I am very curious as to what various keepers use as best practice methods for quarantine and colony health. While it is commonly accepted that new caledonian geckos are simply not susceptible to these ailments, the reality is that they exist wether we acknowledge them or not. I regularly see breeders do things such as purchase a new animal and immediately pair them with our existing animals, or quarantine them for only a few weeks (I am personally guilty of this, im not throwing stones here) or sending animals out on breeding loan and expecting that everything will be fine. While things may work out for now, sooner or later these practices will catch up with that. We've seen this with other commonly kept reptiles such as campylobacter, leptospirosis, cryptospirosis, nidovirus in various reptile genus, etc. We also need to be concerned with parasites which can be carried by our feeder insects. What are we doing to get ahead of this before we have major problems in our own community?
Great topic - sorry it took me a second to reply :)

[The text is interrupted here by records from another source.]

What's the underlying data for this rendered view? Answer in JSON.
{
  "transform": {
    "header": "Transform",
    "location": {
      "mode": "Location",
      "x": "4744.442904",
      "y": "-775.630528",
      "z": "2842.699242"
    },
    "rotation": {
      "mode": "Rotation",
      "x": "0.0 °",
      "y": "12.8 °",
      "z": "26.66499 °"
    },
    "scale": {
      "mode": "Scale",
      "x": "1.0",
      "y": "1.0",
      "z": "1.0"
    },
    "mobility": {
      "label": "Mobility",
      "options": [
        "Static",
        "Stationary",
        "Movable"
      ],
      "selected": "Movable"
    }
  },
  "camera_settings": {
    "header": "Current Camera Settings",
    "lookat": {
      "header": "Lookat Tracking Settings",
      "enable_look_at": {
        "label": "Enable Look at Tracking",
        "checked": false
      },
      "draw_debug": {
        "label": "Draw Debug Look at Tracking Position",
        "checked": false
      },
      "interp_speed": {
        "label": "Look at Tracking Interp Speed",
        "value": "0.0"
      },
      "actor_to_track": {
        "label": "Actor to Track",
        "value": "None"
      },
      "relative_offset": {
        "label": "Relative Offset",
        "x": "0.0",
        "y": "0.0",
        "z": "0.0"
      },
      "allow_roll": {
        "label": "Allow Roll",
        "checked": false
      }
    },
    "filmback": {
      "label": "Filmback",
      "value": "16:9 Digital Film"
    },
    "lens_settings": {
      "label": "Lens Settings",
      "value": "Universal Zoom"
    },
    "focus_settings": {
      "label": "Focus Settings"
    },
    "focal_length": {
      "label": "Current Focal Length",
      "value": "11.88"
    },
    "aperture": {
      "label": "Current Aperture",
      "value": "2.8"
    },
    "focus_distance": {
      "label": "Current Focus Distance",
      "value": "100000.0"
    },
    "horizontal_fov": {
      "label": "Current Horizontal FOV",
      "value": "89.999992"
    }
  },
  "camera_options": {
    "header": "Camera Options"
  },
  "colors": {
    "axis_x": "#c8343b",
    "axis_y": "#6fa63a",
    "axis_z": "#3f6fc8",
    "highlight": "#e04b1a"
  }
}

I think I've had pretty good luck over the years, only getting one chahoua that died within a few weeks of arriving here. As a rule, I don't QT in a separate room but I did move two geckos into another room this year when it seemed like I had a hard time getting them to pick up weight and eat like I thought they should. It made me a bit uneasy and I didn't want to risk the rest of the crew possibly getting something if those geckos were carrying a parasite or infection. I do generally use individual QT tubs or tanks and make sure everyone is eating and pooping like normal over 4-6 weeks :)

This season, I made a lot of new purchases and many of them arrived in mid/late November. Two of those geckos are finicky about food and haven't put on much weight, so I've been hand feeding them and keeping them away from everyone else. I need to get fecals done on both soon. I bring up the point about timing because I wonder if shipping/receiving geckos at that point when most have started to brumate and slow down is a bad idea. I've always had good luck buying new geckos and getting them plugged into my husbandry, but these two are just a little difficult and I wonder if the timing is part of the reason. None the less... still need to get fecals done.
 

Canvas_geckos

Chahoua Hatchling
Messages
57
I QT in a different room as well, all newcomers and injured are in there. QT room are last in line on feeding and care, hands & midway up my arms are washed thoroughly before & after QT group. Hands disinfected between tubs. But this winter this ya been leaving my skin horribly dry. Someone suggested plastic gloves, but that seems like an awful lot of gloves unless the gloves are washed.
 
Top